WHAT TO DO
Each line that contains the word "avatar" is to be copied from the records below.

PROVIDED INFORMATION

:::::

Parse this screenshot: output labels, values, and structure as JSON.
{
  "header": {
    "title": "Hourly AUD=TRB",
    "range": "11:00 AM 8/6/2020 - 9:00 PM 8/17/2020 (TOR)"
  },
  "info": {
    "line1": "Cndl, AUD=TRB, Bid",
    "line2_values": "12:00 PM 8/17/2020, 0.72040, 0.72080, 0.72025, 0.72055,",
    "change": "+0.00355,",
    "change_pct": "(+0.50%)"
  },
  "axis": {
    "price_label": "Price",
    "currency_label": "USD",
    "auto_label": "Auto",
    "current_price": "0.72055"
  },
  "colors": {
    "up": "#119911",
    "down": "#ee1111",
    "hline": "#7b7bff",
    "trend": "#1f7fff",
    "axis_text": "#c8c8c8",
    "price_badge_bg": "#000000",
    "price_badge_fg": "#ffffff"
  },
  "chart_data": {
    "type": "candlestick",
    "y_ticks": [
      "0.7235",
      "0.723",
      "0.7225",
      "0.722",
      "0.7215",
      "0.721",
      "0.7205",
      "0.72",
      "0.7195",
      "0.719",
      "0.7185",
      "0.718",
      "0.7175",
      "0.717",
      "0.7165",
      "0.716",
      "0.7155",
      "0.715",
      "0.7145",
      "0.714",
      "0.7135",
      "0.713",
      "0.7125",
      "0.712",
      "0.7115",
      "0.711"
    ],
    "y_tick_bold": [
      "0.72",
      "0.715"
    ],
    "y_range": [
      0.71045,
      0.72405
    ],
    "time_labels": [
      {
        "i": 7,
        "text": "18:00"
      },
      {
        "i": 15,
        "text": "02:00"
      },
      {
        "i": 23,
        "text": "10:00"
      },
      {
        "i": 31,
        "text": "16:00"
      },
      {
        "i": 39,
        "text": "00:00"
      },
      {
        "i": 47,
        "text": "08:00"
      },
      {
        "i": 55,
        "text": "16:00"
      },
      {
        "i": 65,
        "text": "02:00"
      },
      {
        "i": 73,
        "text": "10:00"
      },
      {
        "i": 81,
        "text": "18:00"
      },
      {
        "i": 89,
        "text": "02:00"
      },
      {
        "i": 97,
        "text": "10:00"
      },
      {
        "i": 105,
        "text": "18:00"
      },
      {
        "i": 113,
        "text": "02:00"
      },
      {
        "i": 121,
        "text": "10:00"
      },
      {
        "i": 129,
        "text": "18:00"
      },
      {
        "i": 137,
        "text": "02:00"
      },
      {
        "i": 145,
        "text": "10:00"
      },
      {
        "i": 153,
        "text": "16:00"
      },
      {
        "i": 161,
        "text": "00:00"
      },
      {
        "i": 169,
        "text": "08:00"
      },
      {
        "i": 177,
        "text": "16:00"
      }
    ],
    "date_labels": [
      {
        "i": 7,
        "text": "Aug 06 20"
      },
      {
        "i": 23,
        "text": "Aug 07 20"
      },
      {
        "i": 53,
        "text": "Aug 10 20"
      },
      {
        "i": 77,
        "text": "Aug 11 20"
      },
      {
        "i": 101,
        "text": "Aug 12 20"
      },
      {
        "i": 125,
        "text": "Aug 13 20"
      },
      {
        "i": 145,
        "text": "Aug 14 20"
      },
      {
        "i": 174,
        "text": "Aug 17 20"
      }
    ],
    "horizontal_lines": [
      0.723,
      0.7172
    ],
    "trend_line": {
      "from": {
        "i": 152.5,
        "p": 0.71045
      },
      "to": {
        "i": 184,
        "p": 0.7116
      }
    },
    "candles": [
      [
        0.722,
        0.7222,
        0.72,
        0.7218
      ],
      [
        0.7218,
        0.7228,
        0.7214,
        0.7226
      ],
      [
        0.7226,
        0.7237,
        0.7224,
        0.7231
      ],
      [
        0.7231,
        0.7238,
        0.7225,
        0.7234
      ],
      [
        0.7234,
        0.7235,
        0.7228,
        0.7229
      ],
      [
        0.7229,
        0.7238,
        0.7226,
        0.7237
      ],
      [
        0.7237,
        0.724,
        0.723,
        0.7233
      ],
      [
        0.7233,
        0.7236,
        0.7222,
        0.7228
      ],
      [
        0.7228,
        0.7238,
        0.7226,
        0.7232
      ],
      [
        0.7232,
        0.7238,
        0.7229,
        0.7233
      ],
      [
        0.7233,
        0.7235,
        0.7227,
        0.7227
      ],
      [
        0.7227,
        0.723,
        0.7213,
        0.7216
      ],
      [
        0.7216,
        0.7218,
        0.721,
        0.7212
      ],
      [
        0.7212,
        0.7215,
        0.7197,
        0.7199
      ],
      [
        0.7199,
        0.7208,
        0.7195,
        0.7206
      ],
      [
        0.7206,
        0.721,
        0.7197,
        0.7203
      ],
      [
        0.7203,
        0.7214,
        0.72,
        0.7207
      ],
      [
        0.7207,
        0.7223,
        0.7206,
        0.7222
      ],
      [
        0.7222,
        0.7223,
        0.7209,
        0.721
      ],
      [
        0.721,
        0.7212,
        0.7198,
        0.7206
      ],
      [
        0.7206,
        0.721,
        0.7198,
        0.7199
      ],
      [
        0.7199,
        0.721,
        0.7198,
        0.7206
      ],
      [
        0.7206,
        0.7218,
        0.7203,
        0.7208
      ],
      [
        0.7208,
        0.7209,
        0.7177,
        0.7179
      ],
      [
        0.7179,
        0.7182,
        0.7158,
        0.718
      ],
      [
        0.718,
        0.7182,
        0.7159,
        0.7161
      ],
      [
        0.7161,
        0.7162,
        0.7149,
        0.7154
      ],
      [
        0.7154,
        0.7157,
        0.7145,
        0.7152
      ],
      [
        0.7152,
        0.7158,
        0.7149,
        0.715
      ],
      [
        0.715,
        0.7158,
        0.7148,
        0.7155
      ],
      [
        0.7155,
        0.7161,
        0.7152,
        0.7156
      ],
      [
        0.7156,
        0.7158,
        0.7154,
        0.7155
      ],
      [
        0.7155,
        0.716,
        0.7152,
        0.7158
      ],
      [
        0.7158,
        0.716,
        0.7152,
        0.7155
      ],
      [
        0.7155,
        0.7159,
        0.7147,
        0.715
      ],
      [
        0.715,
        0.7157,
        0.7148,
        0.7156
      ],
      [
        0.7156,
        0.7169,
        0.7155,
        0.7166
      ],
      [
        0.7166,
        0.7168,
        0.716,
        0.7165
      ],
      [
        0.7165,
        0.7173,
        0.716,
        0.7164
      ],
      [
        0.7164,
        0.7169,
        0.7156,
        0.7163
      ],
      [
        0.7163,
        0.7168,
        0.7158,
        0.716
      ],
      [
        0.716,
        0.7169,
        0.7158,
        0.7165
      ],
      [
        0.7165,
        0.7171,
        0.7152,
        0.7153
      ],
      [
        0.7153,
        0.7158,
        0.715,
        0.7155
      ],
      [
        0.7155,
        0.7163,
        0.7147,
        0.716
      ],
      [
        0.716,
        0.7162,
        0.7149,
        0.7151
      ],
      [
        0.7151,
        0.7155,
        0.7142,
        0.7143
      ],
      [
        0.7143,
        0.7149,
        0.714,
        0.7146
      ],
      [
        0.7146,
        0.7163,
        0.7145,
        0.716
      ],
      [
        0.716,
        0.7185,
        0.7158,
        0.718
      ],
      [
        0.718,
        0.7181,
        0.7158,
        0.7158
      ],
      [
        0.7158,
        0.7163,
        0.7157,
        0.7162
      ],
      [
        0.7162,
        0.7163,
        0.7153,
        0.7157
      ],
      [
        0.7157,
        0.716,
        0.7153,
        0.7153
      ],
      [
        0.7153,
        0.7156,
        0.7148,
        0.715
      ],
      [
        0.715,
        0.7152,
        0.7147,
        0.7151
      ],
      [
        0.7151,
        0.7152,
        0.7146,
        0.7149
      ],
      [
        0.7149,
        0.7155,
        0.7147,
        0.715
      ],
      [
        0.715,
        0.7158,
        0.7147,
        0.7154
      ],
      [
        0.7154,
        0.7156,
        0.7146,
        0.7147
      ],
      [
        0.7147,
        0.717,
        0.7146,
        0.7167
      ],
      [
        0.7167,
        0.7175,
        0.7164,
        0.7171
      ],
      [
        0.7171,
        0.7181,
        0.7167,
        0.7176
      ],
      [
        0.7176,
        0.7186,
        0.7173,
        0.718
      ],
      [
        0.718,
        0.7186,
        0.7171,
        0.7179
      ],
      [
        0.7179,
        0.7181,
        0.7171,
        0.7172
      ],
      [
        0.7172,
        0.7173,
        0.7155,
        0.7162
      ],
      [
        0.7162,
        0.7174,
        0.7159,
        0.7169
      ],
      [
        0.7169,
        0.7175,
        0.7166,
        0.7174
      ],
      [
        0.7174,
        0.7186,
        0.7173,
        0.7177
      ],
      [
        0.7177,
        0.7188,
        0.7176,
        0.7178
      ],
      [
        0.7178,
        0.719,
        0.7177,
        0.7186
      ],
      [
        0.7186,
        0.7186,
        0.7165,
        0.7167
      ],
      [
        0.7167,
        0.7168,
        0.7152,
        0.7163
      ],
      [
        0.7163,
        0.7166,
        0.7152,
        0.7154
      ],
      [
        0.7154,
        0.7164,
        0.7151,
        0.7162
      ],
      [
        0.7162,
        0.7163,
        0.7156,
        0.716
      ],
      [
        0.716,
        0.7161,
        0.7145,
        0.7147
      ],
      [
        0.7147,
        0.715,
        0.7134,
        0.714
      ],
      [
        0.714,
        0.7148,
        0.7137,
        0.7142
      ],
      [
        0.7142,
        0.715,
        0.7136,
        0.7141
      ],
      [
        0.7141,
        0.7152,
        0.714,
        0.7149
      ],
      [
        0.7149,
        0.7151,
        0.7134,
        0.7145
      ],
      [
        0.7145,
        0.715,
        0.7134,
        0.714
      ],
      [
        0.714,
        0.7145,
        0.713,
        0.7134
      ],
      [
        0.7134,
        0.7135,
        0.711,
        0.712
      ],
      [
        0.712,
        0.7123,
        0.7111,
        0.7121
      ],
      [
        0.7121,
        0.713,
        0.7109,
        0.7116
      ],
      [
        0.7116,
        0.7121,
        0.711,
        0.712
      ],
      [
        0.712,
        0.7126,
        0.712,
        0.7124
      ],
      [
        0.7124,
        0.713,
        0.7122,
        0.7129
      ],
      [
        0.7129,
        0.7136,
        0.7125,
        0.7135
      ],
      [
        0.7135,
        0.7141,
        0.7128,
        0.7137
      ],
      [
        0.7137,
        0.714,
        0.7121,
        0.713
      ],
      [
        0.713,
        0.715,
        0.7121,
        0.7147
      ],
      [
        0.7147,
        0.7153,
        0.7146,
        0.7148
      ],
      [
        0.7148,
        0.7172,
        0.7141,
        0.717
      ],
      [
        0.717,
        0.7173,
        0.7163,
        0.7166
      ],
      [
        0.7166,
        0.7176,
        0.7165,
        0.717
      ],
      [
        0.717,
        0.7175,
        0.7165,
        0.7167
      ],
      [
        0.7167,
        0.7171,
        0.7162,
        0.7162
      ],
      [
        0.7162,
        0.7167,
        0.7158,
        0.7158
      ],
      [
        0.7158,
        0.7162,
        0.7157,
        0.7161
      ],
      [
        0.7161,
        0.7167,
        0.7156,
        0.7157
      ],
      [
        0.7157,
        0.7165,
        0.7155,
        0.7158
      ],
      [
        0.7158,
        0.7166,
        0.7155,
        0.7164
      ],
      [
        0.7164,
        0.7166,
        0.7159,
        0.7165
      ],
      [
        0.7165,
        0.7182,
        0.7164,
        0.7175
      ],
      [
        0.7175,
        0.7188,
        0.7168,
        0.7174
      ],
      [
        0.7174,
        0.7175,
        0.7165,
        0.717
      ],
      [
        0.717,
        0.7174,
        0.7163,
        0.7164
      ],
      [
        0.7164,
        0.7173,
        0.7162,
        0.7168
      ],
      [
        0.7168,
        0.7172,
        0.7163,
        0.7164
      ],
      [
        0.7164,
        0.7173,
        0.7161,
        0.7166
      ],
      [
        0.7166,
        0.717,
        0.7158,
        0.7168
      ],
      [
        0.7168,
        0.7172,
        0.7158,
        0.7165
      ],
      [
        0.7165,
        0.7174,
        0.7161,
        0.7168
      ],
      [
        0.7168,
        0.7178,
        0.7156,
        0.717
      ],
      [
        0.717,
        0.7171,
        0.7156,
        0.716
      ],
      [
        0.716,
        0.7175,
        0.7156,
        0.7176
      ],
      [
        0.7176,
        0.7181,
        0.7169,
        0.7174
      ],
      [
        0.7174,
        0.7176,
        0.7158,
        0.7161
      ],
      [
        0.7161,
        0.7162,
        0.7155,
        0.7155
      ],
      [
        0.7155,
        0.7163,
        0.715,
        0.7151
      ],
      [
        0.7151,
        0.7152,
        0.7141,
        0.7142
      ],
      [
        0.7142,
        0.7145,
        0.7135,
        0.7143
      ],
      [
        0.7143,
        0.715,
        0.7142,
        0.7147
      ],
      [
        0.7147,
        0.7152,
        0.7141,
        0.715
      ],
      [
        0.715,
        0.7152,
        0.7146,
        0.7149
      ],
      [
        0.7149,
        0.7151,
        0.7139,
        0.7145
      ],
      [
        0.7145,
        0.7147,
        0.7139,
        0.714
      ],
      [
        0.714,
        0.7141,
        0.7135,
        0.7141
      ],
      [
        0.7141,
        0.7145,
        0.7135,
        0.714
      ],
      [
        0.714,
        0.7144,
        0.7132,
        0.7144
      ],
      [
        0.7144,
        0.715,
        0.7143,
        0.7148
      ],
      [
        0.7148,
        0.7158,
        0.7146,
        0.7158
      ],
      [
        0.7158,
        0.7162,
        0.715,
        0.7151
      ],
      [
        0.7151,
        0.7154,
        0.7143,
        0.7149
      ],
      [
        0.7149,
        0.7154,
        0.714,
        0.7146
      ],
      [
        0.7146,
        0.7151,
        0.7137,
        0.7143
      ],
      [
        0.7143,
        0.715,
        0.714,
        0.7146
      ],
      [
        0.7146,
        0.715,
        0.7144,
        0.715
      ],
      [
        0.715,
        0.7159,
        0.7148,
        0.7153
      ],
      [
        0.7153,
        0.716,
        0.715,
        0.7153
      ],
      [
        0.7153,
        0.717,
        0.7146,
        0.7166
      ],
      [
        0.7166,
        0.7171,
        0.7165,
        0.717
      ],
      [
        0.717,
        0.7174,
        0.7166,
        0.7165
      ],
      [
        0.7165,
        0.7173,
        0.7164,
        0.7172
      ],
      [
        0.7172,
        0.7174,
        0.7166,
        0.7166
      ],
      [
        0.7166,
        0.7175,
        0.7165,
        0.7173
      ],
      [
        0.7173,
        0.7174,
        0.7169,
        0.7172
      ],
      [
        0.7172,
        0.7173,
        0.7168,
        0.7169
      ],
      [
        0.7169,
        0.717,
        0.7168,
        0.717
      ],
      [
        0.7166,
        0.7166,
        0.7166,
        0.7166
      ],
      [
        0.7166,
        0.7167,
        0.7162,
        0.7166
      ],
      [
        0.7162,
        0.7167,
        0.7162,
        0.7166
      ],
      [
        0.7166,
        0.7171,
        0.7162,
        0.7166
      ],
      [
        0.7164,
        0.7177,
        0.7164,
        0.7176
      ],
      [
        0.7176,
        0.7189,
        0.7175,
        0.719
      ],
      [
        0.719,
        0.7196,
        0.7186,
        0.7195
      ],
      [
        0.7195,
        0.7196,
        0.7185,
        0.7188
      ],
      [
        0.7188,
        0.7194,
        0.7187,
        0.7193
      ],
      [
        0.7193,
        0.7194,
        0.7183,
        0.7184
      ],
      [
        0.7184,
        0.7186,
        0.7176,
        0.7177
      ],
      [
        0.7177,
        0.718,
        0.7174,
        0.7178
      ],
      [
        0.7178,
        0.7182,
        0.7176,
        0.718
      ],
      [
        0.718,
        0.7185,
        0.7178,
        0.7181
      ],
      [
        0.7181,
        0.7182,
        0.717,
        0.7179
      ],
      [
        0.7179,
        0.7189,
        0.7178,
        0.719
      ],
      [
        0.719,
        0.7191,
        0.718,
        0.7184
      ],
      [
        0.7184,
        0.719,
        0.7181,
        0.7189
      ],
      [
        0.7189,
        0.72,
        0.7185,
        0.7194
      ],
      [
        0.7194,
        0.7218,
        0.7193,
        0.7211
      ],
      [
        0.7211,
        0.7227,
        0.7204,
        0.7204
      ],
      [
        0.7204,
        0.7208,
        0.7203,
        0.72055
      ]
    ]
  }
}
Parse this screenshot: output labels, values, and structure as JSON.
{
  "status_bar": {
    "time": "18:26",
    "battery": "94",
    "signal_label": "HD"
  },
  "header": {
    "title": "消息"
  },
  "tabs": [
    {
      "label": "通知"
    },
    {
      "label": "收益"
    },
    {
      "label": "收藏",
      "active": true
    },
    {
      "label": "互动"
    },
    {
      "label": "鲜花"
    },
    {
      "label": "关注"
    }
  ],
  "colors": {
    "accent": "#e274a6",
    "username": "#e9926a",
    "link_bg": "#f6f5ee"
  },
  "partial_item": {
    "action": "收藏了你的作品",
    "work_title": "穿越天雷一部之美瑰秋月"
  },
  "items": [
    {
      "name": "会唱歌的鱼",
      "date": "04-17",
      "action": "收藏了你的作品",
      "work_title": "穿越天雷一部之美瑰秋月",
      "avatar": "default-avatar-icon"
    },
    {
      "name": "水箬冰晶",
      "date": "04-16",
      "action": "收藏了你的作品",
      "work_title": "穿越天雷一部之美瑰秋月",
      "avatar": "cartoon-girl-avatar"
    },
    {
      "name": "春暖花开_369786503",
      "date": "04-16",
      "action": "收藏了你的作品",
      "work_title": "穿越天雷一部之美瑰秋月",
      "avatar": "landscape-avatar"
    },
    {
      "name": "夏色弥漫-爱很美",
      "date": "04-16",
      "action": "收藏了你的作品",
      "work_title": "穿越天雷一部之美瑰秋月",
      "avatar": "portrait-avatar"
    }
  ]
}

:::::

WRITTEN RESPONSE
      "avatar": "default-avatar-icon"
      "avatar": "cartoon-girl-avatar"
      "avatar": "landscape-avatar"
      "avatar": "portrait-avatar"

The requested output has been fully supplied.